Thursday, February 24, 2005

Spellings leaves CA behind

While Spellings is out there pushing her image as being 'flexible' and 'listening' to the states, I'm calling her on this bull because I'm wondering if favored treatment for certain states is the trend.

Instead of changing the damn law for all, it's looking more and more as though her tactics may be to divide and conquer the states.

Red states: if you're good, you get special treatment, kisses and all. North Dakota and Utah just scored a coup on teacher qualifications. Utah may be set for even more special hugs from Spellings.

And as for the 'blue' states: the first example is California.

Remember that recently, California is being asked to 'fail' more districts by the feds.

The pending Utah decision prompted LAT to put out this editorial:
Let's Try 'No State Left Behind'

Why can't California get the same deal as Utah regarding the No Child Left Behind Act? As the new U.S. secretary of Education, Margaret Spellings is showing welcome flexibility — but troubling inconsistency — when it comes to enforcing the arcane and sometimes nonsensical regulations covering schools.

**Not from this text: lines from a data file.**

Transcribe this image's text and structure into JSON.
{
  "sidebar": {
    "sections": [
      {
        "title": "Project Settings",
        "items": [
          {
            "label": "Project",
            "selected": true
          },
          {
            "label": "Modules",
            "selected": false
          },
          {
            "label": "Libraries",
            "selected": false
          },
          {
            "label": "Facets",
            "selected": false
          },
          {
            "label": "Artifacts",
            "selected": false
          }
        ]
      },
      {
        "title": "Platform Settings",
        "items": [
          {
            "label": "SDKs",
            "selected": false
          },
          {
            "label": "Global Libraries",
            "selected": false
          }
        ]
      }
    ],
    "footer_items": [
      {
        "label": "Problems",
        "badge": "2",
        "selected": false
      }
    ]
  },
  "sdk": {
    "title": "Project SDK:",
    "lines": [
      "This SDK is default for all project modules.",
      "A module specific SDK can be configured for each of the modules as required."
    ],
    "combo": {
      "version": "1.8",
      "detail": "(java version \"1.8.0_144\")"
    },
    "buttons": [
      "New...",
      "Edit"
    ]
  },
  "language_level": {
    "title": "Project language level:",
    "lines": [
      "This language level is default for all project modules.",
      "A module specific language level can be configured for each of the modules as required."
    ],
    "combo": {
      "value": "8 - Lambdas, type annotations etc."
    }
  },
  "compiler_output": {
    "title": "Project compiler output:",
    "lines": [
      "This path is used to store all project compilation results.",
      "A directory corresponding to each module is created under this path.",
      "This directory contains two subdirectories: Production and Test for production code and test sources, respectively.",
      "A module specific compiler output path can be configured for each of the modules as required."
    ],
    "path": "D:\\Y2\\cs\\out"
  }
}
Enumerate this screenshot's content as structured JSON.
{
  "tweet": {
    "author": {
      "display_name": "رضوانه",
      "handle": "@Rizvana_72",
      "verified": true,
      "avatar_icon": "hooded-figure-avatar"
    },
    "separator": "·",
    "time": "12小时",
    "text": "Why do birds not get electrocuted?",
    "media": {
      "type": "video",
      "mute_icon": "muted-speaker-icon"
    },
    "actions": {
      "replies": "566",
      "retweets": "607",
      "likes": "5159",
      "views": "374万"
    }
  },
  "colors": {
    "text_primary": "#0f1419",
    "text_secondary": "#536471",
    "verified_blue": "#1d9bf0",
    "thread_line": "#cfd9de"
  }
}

Utah wants permission to use its own accountability system rather than the federal one, and its House of Representatives recently passed a bill giving state education rules priority. Spellings has said she's willing to visit Utah and listen, and that's promising talk. Utah does a superior job of tracking achievement, by measuring year-to-year improvement of each student. That's the gold standard for leaving no child behind, not the federal law's convoluted statistical juggling that requires a certain number of students from all sorts of tiny demographic subgroups to meet an imaginary bar called "proficiency."

California gets no such friendly ear when it comes to measuring achievement among the state's school districts. Spellings' office insists that the state add about 300 school districts to the "failing" list because they avoided censure only via a California escape clause: Any district that can improve scores among low-income students by a certain amount is safe, no matter how its other students fared. Individual schools have no such flexibility; this is extended to districts only.

State officials are concerned about putting outstanding school systems in danger of being dismantled — which can happen under the federal law after a few failing years — simply because a handful of students in a couple of schools don't meet their testing goals.

This has been a pressing issue, especially among special-education students who, in one of the law's more inane provisions, must make the same progress toward proficiency as everyone else. In addition, close to half of the "failing" California schools fell short not because their students tested badly but because not enough students in every demographic subgroup took the test.

Though the state is right to seek a way around these strictures, its escape clause could serve a less-innocent purpose. A school district could fail most of its students miserably but avoid trouble by getting one group, the low-income students, to improve. Federal officials are right to find this unacceptable.

In considering California's situation, Spellings should keep in mind that this state has set high testing standards, unlike many others. It's not trying to get out of working for achievement by all students, and in fact has a better accountability system than the federal law provides. The state shouldn't be allowed to game the law, but it does need someone to listen to what the problem is here. Spellings can be that person, if she chooses.
And if I'm wrong on this, count me as very happy to be wrong.